Instructions for the task => Print out the data below in full, exactly as written.

※ ※ ※

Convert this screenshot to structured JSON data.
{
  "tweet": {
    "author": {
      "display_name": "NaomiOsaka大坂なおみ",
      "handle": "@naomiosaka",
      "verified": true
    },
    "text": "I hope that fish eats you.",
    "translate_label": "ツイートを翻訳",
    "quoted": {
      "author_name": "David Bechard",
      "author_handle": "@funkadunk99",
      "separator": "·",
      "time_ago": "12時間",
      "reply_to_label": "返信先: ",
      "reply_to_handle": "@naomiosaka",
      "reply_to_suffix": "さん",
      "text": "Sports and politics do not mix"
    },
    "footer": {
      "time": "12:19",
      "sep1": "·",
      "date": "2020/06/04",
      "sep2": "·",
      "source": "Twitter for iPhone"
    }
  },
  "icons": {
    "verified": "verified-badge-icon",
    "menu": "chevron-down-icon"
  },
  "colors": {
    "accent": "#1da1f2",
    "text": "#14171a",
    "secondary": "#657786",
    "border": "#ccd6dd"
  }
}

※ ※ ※

Reply =>
Convert this screenshot to structured JSON data.
{
  "tweet": {
    "author": {
      "display_name": "NaomiOsaka大坂なおみ",
      "handle": "@naomiosaka",
      "verified": true
    },
    "text": "I hope that fish eats you.",
    "translate_label": "ツイートを翻訳",
    "quoted": {
      "author_name": "David Bechard",
      "author_handle": "@funkadunk99",
      "separator": "·",
      "time_ago": "12時間",
      "reply_to_label": "返信先: ",
      "reply_to_handle": "@naomiosaka",
      "reply_to_suffix": "さん",
      "text": "Sports and politics do not mix"
    },
    "footer": {
      "time": "12:19",
      "sep1": "·",
      "date": "2020/06/04",
      "sep2": "·",
      "source": "Twitter for iPhone"
    }
  },
  "icons": {
    "verified": "verified-badge-icon",
    "menu": "chevron-down-icon"
  },
  "colors": {
    "accent": "#1da1f2",
    "text": "#14171a",
    "secondary": "#657786",
    "border": "#ccd6dd"
  }
}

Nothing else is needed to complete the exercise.